- **Exercise objective**
Each entry, as given, must be output unchanged.
START Dataset records
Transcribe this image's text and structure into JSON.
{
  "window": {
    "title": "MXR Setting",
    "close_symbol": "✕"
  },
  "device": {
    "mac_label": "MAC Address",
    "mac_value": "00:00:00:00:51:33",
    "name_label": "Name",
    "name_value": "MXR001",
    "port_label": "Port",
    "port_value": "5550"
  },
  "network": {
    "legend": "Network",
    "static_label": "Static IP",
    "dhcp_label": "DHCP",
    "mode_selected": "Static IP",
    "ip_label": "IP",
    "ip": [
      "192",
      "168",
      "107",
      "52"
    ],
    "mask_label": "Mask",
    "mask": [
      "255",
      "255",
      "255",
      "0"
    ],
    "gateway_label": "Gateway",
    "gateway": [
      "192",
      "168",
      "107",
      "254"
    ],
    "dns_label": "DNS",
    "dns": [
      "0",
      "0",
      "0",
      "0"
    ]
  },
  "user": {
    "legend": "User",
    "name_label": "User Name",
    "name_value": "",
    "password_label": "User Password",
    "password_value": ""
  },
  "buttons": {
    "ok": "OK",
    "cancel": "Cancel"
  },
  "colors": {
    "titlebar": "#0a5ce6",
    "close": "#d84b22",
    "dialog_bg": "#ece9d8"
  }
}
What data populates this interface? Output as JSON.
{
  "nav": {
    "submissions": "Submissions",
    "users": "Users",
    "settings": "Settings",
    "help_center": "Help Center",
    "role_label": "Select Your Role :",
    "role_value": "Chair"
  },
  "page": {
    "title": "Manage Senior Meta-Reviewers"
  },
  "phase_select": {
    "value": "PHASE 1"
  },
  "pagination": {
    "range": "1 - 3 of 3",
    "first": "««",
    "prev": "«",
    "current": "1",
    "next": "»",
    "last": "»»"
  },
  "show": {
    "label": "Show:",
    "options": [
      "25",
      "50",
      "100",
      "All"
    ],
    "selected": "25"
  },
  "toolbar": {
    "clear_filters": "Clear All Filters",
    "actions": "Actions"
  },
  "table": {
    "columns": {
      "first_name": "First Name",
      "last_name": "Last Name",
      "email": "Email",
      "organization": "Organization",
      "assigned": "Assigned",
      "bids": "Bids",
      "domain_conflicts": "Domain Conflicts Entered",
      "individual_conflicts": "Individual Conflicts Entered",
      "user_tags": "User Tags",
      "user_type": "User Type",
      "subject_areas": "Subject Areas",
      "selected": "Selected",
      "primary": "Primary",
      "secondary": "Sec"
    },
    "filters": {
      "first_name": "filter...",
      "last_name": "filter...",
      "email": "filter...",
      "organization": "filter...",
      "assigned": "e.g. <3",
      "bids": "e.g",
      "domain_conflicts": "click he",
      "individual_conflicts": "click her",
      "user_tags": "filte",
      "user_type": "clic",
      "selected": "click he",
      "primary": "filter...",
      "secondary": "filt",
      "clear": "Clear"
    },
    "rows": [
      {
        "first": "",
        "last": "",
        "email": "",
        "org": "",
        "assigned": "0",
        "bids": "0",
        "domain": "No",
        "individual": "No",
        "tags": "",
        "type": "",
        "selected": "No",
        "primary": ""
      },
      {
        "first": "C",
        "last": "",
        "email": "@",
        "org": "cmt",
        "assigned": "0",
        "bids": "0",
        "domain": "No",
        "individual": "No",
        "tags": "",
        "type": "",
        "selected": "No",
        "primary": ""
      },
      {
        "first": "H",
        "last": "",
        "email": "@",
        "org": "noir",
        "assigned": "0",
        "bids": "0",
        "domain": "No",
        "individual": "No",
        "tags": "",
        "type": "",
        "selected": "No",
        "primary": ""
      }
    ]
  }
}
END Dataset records
- **Solution for this task**
Transcribe this image's text and structure into JSON.
{
  "window": {
    "title": "MXR Setting",
    "close_symbol": "✕"
  },
  "device": {
    "mac_label": "MAC Address",
    "mac_value": "00:00:00:00:51:33",
    "name_label": "Name",
    "name_value": "MXR001",
    "port_label": "Port",
    "port_value": "5550"
  },
  "network": {
    "legend": "Network",
    "static_label": "Static IP",
    "dhcp_label": "DHCP",
    "mode_selected": "Static IP",
    "ip_label": "IP",
    "ip": [
      "192",
      "168",
      "107",
      "52"
    ],
    "mask_label": "Mask",
    "mask": [
      "255",
      "255",
      "255",
      "0"
    ],
    "gateway_label": "Gateway",
    "gateway": [
      "192",
      "168",
      "107",
      "254"
    ],
    "dns_label": "DNS",
    "dns": [
      "0",
      "0",
      "0",
      "0"
    ]
  },
  "user": {
    "legend": "User",
    "name_label": "User Name",
    "name_value": "",
    "password_label": "User Password",
    "password_value": ""
  },
  "buttons": {
    "ok": "OK",
    "cancel": "Cancel"
  },
  "colors": {
    "titlebar": "#0a5ce6",
    "close": "#d84b22",
    "dialog_bg": "#ece9d8"
  }
}
What data populates this interface? Output as JSON.
{
  "nav": {
    "submissions": "Submissions",
    "users": "Users",
    "settings": "Settings",
    "help_center": "Help Center",
    "role_label": "Select Your Role :",
    "role_value": "Chair"
  },
  "page": {
    "title": "Manage Senior Meta-Reviewers"
  },
  "phase_select": {
    "value": "PHASE 1"
  },
  "pagination": {
    "range": "1 - 3 of 3",
    "first": "««",
    "prev": "«",
    "current": "1",
    "next": "»",
    "last": "»»"
  },
  "show": {
    "label": "Show:",
    "options": [
      "25",
      "50",
      "100",
      "All"
    ],
    "selected": "25"
  },
  "toolbar": {
    "clear_filters": "Clear All Filters",
    "actions": "Actions"
  },
  "table": {
    "columns": {
      "first_name": "First Name",
      "last_name": "Last Name",
      "email": "Email",
      "organization": "Organization",
      "assigned": "Assigned",
      "bids": "Bids",
      "domain_conflicts": "Domain Conflicts Entered",
      "individual_conflicts": "Individual Conflicts Entered",
      "user_tags": "User Tags",
      "user_type": "User Type",
      "subject_areas": "Subject Areas",
      "selected": "Selected",
      "primary": "Primary",
      "secondary": "Sec"
    },
    "filters": {
      "first_name": "filter...",
      "last_name": "filter...",
      "email": "filter...",
      "organization": "filter...",
      "assigned": "e.g. <3",
      "bids": "e.g",
      "domain_conflicts": "click he",
      "individual_conflicts": "click her",
      "user_tags": "filte",
      "user_type": "clic",
      "selected": "click he",
      "primary": "filter...",
      "secondary": "filt",
      "clear": "Clear"
    },
    "rows": [
      {
        "first": "",
        "last": "",
        "email": "",
        "org": "",
        "assigned": "0",
        "bids": "0",
        "domain": "No",
        "individual": "No",
        "tags": "",
        "type": "",
        "selected": "No",
        "primary": ""
      },
      {
        "first": "C",
        "last": "",
        "email": "@",
        "org": "cmt",
        "assigned": "0",
        "bids": "0",
        "domain": "No",
        "individual": "No",
        "tags": "",
        "type": "",
        "selected": "No",
        "primary": ""
      },
      {
        "first": "H",
        "last": "",
        "email": "@",
        "org": "noir",
        "assigned": "0",
        "bids": "0",
        "domain": "No",
        "individual": "No",
        "tags": "",
        "type": "",
        "selected": "No",
        "primary": ""
      }
    ]
  }
}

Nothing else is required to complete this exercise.